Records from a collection

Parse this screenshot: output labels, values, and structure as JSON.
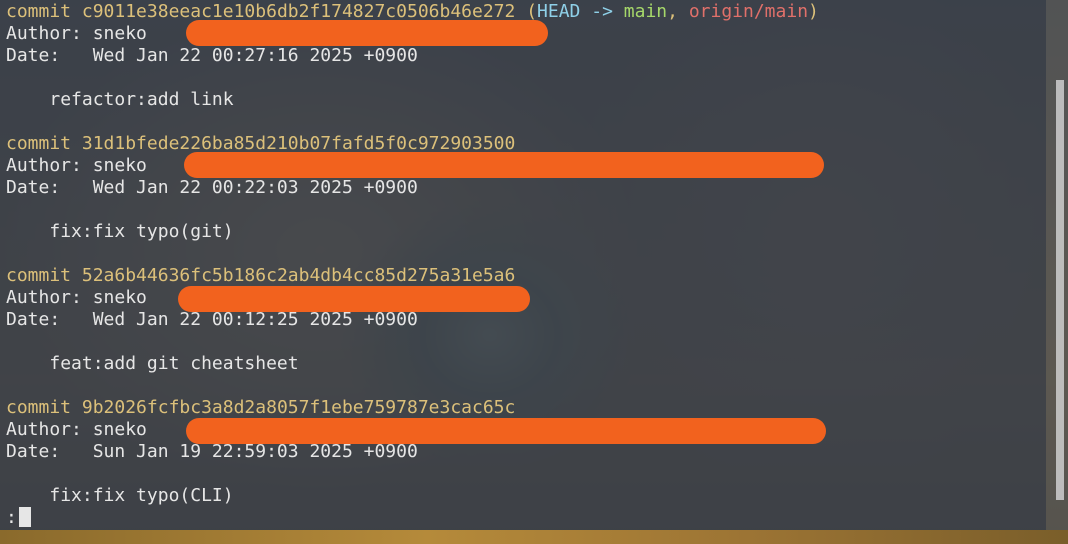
{
  "commits": [
    {
      "commit_label": "commit",
      "hash": "c9011e38eeac1e10b6db2f174827c0506b46e272",
      "refs": {
        "open": "(",
        "head": "HEAD",
        "arrow": "->",
        "branch": "main",
        "sep": ",",
        "remote": "origin/main",
        "close": ")"
      },
      "author_label": "Author:",
      "author": "sneko",
      "date_label": "Date:",
      "date": "Wed Jan 22 00:27:16 2025 +0900",
      "message": "refactor:add link"
    },
    {
      "commit_label": "commit",
      "hash": "31d1bfede226ba85d210b07fafd5f0c972903500",
      "author_label": "Author:",
      "author": "sneko",
      "date_label": "Date:",
      "date": "Wed Jan 22 00:22:03 2025 +0900",
      "message": "fix:fix typo(git)"
    },
    {
      "commit_label": "commit",
      "hash": "52a6b44636fc5b186c2ab4db4cc85d275a31e5a6",
      "author_label": "Author:",
      "author": "sneko",
      "date_label": "Date:",
      "date": "Wed Jan 22 00:12:25 2025 +0900",
      "message": "feat:add git cheatsheet"
    },
    {
      "commit_label": "commit",
      "hash": "9b2026fcfbc3a8d2a8057f1ebe759787e3cac65c",
      "author_label": "Author:",
      "author": "sneko",
      "date_label": "Date:",
      "date": "Sun Jan 19 22:59:03 2025 +0900",
      "message": "fix:fix typo(CLI)"
    }
  ],
  "prompt": ":",
  "colors": {
    "hash": "#dcc07a",
    "head": "#8fd0e8",
    "branch": "#a6d86a",
    "remote": "#e0706a",
    "redaction": "#f2621e"
  }
}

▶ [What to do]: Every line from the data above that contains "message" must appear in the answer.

▶ [Response area]:
      "message": "refactor:add link"
      "message": "fix:fix typo(git)"
      "message": "feat:add git cheatsheet"
      "message": "fix:fix typo(CLI)"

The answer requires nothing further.